Entries from a dataset of interfaces
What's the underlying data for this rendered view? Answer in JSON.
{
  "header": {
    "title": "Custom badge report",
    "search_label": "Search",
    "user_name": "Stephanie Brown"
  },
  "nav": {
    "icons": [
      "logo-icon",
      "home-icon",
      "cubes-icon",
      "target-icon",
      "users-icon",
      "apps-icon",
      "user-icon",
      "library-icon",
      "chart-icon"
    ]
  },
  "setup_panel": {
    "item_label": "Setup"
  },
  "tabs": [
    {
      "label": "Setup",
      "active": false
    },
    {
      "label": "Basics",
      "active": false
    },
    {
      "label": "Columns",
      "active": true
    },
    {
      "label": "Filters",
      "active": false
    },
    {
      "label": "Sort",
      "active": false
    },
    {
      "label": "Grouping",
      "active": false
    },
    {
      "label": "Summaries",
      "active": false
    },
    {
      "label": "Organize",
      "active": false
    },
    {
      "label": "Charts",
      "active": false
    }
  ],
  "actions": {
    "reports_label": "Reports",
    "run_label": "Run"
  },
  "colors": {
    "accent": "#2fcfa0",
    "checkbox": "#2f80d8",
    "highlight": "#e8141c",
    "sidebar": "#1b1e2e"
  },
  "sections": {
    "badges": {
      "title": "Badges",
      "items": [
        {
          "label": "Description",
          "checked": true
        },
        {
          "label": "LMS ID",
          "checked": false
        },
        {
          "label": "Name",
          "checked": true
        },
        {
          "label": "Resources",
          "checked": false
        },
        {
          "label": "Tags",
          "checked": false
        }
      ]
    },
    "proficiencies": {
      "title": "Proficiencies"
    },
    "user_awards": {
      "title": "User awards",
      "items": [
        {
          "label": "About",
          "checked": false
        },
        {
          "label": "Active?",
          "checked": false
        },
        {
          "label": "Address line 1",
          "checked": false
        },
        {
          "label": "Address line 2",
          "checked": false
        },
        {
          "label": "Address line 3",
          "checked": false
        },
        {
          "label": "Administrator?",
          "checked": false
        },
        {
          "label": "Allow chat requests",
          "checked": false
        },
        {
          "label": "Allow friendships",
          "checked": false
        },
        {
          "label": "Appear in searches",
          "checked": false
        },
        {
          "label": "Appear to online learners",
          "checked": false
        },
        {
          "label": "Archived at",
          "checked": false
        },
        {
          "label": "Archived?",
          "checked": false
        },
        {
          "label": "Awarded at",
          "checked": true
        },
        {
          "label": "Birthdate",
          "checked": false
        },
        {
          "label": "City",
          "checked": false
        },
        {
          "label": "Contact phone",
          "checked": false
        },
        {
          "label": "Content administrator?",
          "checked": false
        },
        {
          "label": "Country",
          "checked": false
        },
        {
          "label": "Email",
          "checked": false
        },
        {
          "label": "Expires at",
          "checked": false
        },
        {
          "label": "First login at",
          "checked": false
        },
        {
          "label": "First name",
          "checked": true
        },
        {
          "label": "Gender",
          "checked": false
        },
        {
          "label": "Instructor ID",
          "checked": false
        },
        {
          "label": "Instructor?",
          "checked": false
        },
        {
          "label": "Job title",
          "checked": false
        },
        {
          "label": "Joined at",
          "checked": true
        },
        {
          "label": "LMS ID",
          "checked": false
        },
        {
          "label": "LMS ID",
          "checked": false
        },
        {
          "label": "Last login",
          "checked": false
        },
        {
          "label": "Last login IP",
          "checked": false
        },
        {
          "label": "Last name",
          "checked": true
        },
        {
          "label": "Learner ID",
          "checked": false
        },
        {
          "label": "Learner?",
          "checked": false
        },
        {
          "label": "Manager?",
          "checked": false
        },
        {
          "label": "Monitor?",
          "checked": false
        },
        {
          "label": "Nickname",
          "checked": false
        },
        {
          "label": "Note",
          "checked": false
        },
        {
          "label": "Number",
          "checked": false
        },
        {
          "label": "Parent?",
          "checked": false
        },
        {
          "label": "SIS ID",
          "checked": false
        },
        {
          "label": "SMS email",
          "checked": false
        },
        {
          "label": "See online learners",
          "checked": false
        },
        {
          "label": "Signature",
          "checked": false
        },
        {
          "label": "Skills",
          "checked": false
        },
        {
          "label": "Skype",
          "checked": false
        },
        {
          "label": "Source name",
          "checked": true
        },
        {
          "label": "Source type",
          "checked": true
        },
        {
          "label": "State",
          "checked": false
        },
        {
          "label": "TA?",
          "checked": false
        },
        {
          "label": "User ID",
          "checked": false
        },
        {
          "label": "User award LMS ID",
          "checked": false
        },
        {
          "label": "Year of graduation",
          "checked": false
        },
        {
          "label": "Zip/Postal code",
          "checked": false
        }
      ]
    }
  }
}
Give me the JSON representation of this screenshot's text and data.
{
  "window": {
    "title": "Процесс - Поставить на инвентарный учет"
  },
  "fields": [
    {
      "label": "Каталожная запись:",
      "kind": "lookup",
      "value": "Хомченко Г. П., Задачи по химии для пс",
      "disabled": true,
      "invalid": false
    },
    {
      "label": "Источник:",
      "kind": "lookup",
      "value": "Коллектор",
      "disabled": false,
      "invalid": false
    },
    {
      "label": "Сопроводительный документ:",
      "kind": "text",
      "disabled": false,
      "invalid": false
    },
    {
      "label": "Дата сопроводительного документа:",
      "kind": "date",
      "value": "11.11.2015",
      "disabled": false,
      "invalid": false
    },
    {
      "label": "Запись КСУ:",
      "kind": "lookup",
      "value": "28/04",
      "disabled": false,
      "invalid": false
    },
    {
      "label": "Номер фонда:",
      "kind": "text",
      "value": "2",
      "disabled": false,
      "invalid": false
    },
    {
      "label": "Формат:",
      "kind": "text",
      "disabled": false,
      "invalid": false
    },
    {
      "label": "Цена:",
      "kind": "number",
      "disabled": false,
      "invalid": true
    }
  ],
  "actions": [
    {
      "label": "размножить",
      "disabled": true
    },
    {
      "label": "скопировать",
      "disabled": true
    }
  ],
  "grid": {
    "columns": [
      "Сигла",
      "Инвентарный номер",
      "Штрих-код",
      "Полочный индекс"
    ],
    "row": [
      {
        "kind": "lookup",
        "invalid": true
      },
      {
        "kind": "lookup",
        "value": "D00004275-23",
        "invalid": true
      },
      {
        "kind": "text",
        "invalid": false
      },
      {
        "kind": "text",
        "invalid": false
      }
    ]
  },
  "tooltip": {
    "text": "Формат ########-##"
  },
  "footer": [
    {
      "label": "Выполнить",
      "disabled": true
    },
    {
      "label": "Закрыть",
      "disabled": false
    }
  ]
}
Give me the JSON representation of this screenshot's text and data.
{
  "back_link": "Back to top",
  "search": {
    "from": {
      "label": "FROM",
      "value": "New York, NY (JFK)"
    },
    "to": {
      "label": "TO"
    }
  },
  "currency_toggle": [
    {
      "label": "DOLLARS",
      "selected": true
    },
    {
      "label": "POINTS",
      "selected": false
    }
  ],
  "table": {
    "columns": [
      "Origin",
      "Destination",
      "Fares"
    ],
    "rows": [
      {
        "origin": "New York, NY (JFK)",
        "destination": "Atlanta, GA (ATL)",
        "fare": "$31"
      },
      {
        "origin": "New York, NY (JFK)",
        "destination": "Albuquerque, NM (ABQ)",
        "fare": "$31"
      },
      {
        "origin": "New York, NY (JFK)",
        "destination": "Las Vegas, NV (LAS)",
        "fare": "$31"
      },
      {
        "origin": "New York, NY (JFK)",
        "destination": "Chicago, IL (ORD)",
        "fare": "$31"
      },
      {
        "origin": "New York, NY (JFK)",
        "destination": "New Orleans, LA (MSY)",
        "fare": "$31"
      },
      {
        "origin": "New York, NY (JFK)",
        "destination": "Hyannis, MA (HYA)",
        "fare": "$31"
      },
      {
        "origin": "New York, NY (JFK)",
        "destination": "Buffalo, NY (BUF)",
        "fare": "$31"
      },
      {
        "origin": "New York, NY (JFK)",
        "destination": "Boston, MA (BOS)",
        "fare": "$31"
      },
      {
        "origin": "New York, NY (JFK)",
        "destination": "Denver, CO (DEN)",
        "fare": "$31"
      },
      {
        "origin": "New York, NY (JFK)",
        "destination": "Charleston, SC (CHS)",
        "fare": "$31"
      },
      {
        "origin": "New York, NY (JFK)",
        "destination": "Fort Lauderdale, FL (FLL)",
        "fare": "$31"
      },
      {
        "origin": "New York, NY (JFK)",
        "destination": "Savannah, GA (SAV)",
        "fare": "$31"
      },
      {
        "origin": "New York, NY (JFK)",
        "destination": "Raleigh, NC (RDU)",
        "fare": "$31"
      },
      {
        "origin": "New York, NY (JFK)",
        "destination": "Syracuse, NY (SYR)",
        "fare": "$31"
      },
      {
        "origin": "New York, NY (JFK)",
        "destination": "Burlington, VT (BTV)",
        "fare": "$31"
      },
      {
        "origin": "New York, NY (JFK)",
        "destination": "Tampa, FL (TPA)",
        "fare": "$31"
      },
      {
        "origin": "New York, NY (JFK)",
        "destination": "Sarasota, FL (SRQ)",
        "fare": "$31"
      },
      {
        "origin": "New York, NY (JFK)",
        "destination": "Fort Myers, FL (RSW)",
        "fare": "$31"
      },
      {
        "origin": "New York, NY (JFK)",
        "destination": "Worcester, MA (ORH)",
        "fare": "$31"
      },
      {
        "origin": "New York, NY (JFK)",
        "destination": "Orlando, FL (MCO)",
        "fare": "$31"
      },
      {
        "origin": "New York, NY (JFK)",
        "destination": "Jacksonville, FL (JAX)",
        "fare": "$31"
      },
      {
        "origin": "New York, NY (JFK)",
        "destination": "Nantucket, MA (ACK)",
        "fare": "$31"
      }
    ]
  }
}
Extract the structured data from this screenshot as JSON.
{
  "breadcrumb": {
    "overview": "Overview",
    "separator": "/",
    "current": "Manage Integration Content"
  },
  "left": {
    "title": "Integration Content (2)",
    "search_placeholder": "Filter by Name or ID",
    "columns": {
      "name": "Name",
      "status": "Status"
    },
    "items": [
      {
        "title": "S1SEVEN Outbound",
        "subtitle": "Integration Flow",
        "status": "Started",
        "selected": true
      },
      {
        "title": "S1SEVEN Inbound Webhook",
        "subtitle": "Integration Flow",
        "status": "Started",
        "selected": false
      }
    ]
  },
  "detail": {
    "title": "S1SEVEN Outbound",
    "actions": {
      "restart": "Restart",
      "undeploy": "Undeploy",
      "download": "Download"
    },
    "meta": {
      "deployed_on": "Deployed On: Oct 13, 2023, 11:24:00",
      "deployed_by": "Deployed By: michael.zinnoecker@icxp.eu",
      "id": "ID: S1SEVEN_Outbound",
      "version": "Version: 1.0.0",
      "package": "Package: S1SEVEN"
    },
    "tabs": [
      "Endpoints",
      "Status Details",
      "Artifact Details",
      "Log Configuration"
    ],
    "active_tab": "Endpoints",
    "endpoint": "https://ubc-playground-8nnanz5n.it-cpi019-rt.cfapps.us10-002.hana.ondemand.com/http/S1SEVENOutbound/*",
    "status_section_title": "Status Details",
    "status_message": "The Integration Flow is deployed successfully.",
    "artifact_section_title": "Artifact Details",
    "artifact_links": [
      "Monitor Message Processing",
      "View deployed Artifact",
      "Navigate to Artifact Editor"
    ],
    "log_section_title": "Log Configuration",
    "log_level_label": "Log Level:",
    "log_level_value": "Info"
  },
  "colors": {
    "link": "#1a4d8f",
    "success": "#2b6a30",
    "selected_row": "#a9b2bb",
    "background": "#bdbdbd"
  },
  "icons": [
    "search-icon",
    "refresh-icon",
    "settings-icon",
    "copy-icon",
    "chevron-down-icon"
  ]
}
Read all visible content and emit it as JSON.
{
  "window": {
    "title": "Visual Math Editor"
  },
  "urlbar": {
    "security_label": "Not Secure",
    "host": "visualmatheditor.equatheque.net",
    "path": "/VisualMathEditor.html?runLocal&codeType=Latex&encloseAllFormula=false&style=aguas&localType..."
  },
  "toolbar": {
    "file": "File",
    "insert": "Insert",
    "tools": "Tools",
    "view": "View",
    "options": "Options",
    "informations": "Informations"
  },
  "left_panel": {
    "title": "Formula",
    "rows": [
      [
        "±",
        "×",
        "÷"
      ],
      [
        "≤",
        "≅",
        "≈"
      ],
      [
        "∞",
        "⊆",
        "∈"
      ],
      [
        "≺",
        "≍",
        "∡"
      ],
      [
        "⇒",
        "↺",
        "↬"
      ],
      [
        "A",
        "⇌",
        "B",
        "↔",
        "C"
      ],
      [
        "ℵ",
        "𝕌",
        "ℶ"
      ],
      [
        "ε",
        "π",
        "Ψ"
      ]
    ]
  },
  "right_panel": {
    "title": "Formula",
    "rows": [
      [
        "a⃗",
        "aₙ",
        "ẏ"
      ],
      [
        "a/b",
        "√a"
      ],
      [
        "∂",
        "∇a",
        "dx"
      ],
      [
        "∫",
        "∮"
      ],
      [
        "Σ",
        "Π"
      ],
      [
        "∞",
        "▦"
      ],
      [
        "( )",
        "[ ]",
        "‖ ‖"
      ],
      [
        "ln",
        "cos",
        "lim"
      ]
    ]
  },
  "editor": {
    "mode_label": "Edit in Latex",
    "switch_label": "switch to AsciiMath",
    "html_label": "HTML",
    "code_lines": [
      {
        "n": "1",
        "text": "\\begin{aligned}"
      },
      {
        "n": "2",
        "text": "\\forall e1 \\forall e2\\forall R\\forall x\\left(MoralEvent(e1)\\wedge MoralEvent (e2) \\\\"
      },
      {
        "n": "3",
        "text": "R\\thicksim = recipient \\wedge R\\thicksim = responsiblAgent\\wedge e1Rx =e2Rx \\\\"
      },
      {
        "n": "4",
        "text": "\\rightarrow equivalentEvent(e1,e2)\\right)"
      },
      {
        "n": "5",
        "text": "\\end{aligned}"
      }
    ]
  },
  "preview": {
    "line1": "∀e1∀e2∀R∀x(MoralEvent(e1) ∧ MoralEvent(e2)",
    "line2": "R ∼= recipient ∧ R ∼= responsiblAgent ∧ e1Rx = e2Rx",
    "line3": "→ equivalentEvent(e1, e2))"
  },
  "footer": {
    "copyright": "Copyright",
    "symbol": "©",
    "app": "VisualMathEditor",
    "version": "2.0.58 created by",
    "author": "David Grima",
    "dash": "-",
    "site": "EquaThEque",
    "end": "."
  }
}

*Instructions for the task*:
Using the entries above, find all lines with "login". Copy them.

*Result*:
          "label": "First login at",
          "label": "Last login",
          "label": "Last login IP",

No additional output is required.